“Oaths among gentlemen also figured in political activities. In 1823, for example, Willie P. Mangum, a North Carolina planter [and future U.S. senator], came to an agreement with Daniel L. Barringer, a militia general and rival for [Congress]. The pair swore before Sheriff H. B. Adams not to campaign for votes — canvassing being considered beneath dignity in low-country North Carolina.
“But later, before the election, each accused the other of violations. Adams certified that, though both had ‘pledged their honours…. in a most sacred manner,’ Barringer had violated his oath. Furious and embarrassed, Barringer challenged Mangum to a duel, but friends intervened successfully to prevent it.”

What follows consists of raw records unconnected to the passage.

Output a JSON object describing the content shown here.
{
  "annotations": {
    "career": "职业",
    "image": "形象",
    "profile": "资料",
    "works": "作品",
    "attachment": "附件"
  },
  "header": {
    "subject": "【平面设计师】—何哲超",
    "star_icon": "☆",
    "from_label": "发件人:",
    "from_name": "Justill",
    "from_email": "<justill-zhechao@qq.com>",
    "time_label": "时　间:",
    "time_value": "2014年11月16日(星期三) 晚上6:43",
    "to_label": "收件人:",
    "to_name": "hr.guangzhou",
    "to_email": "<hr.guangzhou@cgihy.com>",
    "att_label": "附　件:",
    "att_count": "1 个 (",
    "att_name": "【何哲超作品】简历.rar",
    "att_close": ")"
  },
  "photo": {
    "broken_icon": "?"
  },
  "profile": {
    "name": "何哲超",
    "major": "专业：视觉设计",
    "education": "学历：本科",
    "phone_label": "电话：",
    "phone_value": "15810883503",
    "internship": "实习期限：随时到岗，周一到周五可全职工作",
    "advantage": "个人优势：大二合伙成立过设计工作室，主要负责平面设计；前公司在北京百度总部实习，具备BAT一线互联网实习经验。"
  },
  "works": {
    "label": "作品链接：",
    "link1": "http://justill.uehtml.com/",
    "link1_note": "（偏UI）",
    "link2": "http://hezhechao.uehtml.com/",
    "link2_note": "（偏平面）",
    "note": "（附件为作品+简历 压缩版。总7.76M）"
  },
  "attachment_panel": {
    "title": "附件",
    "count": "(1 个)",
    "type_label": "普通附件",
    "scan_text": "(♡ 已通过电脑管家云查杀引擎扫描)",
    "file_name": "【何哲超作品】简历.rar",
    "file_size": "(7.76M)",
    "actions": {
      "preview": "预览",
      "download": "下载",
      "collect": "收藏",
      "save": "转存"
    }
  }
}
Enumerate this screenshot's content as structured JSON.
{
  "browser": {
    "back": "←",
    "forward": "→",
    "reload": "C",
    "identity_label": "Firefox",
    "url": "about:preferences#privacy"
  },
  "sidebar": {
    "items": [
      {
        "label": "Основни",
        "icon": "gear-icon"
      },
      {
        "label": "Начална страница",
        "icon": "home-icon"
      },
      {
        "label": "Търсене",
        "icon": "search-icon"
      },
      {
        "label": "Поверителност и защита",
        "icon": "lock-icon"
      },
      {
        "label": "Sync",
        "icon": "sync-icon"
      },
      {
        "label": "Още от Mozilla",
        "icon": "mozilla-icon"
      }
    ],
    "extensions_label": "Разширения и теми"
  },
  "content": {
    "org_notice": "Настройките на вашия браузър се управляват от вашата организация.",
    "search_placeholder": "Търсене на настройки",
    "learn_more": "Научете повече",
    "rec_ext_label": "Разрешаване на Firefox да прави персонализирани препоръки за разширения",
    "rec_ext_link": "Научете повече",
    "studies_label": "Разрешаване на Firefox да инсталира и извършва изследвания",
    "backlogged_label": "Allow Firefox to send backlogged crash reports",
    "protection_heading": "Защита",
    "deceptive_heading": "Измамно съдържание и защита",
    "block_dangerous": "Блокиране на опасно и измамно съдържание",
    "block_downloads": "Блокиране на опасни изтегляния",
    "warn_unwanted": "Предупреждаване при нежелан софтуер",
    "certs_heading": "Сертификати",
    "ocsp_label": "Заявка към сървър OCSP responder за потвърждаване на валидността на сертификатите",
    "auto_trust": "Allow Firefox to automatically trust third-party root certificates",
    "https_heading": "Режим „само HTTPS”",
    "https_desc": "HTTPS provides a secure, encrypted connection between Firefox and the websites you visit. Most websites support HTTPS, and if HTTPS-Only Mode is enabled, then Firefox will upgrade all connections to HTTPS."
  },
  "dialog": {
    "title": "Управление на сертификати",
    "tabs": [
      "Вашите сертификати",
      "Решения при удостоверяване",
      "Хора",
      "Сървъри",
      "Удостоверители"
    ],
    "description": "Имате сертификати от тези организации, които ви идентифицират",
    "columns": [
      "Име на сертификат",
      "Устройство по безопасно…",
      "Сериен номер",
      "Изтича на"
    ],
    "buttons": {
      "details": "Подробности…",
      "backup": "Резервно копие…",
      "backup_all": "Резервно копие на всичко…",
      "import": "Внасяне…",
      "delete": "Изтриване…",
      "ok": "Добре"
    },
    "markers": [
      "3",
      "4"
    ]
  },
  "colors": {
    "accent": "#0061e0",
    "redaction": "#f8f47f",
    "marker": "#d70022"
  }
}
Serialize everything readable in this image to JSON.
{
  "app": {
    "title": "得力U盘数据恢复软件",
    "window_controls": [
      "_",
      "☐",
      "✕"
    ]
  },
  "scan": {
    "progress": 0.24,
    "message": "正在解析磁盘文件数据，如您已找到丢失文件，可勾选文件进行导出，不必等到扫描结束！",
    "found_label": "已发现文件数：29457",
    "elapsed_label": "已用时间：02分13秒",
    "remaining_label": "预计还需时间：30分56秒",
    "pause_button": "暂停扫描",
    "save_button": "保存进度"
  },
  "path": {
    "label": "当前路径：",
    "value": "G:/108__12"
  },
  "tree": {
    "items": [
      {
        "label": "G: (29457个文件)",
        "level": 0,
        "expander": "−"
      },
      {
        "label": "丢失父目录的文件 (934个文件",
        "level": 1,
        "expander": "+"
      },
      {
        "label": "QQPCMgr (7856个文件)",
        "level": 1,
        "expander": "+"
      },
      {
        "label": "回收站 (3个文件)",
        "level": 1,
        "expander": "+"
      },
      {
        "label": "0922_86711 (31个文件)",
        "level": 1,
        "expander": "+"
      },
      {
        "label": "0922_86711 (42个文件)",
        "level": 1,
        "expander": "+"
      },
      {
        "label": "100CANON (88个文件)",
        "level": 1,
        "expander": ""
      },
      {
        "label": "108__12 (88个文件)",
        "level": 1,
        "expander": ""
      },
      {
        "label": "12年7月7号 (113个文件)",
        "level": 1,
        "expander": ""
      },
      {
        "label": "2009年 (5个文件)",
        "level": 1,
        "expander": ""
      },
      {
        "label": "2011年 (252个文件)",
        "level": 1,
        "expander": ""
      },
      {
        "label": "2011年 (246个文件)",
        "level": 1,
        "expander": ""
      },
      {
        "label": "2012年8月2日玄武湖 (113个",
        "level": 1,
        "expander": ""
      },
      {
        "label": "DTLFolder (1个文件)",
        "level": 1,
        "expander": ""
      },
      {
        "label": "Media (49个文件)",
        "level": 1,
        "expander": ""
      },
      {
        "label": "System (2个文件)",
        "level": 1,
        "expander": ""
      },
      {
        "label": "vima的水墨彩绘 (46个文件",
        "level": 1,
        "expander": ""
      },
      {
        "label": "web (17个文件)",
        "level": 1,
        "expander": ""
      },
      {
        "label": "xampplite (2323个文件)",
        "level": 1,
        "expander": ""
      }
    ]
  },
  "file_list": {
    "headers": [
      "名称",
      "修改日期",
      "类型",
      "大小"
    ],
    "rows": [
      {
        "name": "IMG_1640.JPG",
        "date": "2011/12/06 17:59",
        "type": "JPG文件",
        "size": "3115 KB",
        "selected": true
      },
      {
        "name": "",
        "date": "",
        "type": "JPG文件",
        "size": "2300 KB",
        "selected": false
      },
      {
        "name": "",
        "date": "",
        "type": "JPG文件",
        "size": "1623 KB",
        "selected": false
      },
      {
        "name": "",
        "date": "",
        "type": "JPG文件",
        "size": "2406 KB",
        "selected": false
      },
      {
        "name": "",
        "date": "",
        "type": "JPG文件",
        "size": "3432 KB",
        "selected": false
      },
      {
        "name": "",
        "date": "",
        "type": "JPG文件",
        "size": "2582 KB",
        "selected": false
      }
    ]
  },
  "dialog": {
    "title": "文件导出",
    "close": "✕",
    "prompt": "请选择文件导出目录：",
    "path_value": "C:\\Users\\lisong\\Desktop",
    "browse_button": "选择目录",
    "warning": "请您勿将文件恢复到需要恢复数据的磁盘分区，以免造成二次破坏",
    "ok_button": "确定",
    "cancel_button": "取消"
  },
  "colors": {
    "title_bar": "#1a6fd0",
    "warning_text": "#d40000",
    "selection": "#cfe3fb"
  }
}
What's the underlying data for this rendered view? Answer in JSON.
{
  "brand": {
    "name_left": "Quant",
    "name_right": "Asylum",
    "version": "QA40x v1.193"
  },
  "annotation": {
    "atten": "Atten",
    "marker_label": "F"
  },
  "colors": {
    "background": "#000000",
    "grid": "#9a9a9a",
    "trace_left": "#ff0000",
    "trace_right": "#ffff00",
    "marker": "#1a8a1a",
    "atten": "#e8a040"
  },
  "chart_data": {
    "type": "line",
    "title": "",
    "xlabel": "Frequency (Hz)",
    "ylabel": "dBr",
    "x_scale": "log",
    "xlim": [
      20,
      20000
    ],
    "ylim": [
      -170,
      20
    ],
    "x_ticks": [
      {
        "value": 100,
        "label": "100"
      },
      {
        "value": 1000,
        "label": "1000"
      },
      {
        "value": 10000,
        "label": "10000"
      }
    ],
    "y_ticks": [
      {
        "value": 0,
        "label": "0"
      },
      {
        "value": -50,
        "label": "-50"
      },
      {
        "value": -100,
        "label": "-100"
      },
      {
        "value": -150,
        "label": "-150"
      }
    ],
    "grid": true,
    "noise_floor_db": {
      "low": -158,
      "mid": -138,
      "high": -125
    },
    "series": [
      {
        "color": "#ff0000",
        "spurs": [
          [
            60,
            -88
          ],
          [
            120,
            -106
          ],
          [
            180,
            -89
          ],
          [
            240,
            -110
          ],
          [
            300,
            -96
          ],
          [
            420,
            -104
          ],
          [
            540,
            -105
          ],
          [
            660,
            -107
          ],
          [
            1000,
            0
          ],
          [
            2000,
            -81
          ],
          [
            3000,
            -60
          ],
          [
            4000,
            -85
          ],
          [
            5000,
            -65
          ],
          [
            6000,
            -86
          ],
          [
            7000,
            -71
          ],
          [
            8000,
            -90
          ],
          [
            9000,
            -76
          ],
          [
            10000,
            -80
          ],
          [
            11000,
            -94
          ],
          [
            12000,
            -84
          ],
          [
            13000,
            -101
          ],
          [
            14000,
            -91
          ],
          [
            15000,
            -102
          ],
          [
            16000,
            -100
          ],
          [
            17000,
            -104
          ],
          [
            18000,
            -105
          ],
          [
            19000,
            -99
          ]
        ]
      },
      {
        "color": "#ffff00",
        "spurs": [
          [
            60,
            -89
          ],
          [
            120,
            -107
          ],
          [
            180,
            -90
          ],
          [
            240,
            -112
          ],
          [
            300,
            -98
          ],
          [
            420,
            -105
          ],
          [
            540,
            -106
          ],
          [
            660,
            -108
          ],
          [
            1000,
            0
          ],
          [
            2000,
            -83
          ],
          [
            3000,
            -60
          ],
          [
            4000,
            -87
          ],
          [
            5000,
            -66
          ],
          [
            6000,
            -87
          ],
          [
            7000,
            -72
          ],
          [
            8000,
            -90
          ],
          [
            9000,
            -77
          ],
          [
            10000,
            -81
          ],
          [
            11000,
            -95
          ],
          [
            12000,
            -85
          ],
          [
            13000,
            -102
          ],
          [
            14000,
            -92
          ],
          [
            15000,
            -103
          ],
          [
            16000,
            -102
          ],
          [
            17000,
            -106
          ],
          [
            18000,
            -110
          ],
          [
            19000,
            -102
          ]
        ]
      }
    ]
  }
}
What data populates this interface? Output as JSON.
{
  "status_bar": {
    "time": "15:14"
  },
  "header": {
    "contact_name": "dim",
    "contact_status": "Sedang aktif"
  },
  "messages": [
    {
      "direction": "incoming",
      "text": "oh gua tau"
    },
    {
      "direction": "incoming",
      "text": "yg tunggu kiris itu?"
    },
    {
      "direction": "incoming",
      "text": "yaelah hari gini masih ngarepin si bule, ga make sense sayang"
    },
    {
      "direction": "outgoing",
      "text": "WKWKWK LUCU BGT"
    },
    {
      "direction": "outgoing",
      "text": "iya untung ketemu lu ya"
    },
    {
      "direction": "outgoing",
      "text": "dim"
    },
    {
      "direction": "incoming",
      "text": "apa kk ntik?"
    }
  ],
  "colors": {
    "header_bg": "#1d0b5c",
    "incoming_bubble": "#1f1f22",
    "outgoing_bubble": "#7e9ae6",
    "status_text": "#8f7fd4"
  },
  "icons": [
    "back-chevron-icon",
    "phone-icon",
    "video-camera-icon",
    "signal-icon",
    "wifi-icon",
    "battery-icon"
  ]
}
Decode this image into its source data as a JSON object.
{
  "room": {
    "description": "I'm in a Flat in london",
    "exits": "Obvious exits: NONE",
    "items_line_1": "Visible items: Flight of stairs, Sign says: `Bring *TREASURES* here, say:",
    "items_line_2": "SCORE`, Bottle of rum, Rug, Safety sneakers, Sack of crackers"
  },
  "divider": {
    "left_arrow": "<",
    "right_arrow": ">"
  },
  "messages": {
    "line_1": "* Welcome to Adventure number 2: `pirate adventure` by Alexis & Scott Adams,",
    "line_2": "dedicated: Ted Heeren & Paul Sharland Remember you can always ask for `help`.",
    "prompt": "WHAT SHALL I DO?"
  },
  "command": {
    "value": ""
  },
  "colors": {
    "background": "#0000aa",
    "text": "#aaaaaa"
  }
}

–– From “Southern Honor: Ethics and Behavior in the Old South” by Bertram Wyatt-Brown (2007)